If a line below contains the word "Create", count it. Please give the total and nothing else.

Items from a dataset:
"""

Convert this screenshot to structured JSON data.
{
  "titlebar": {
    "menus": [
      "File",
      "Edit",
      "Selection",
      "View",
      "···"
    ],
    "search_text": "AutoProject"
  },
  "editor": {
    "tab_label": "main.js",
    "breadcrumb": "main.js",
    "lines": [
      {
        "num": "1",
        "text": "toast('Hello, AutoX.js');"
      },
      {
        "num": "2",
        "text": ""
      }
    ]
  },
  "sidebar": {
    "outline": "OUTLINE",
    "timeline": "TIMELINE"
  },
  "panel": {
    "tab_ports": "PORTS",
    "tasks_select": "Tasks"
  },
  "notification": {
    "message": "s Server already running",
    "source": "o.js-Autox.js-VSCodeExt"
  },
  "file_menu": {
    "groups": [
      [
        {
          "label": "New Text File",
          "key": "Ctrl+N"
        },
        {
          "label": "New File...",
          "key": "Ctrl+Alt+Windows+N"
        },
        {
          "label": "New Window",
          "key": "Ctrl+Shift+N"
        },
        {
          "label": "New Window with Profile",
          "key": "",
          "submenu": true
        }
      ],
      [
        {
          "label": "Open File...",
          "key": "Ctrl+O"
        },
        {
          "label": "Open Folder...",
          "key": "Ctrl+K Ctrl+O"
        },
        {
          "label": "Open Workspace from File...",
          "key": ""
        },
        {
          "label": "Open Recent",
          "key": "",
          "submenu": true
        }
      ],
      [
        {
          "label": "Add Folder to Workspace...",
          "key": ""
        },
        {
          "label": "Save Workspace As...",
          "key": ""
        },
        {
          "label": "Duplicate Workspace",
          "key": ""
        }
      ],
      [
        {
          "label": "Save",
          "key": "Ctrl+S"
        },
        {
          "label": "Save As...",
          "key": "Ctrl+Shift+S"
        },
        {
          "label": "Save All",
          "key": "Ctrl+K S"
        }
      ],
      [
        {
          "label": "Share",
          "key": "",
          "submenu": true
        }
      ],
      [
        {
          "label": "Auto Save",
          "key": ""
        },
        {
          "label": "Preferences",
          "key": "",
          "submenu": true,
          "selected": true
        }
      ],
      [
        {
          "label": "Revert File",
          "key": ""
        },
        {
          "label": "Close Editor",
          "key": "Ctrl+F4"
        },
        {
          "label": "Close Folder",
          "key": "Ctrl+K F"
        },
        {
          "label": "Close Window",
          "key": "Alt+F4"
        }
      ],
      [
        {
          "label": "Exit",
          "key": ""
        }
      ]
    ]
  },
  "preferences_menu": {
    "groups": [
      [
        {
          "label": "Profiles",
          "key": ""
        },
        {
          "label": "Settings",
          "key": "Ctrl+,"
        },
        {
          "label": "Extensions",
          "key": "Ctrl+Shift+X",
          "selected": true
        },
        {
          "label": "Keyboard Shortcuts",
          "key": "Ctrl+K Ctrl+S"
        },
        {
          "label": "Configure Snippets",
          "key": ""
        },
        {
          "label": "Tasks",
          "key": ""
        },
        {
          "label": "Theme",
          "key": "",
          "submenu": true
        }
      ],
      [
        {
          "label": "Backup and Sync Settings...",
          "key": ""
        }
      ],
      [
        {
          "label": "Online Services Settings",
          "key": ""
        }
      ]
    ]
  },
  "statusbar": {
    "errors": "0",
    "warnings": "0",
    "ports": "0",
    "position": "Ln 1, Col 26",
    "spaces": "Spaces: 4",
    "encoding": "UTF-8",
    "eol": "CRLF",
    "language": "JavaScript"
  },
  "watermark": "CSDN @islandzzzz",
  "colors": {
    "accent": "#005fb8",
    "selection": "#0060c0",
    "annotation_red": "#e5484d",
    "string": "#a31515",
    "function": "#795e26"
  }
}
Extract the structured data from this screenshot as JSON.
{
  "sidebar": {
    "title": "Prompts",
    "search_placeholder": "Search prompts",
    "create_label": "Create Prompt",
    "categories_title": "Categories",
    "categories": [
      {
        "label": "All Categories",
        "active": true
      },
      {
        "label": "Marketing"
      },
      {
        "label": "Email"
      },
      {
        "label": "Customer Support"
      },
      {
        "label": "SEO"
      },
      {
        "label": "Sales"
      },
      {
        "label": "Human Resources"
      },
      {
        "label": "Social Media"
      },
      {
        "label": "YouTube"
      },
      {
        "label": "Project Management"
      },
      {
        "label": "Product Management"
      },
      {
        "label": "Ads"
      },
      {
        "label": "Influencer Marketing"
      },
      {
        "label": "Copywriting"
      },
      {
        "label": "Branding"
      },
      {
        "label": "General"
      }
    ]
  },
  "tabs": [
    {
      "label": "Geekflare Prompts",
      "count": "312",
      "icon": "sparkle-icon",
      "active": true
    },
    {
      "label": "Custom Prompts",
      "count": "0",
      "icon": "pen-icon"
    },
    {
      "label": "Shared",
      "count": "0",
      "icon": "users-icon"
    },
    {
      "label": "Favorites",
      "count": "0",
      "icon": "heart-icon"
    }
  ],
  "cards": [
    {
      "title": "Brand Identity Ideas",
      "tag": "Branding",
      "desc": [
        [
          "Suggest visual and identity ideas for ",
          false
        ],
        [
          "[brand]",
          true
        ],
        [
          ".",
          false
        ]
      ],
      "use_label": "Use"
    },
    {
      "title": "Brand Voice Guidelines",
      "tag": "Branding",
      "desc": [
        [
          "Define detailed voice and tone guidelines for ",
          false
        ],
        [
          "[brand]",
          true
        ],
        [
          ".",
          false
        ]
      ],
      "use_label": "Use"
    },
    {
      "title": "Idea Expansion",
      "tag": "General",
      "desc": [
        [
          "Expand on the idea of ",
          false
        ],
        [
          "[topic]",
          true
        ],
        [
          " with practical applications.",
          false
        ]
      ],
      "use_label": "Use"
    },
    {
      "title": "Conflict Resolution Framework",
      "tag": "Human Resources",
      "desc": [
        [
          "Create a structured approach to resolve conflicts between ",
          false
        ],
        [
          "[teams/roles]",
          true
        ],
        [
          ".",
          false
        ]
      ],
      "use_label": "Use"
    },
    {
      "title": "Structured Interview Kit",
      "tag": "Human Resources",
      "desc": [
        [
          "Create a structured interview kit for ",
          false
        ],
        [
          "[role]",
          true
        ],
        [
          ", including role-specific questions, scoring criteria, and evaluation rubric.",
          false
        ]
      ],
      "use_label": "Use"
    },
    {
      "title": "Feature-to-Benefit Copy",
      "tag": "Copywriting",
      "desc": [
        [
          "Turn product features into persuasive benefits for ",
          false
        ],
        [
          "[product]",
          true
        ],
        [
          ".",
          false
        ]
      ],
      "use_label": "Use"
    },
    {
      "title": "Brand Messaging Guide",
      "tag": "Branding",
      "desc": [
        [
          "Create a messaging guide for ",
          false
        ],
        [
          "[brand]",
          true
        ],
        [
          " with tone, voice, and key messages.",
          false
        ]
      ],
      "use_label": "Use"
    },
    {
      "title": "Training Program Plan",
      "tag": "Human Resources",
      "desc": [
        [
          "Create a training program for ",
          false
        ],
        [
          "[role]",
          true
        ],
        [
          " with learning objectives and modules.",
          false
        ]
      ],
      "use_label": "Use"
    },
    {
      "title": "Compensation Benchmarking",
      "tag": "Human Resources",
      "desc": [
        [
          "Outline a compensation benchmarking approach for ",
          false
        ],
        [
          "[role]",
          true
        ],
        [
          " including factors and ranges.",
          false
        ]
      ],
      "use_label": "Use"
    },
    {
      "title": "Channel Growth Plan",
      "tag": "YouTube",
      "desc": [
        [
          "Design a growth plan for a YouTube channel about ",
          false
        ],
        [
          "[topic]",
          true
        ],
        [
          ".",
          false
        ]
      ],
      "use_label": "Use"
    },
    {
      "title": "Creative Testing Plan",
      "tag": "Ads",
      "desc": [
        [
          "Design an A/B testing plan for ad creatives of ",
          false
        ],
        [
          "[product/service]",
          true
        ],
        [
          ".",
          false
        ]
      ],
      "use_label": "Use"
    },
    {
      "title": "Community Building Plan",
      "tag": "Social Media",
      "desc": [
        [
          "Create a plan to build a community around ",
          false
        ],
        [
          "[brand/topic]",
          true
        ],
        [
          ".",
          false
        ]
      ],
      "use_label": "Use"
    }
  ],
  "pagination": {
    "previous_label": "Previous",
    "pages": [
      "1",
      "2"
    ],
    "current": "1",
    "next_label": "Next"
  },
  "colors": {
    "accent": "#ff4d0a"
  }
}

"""

### Reply to the exercise
6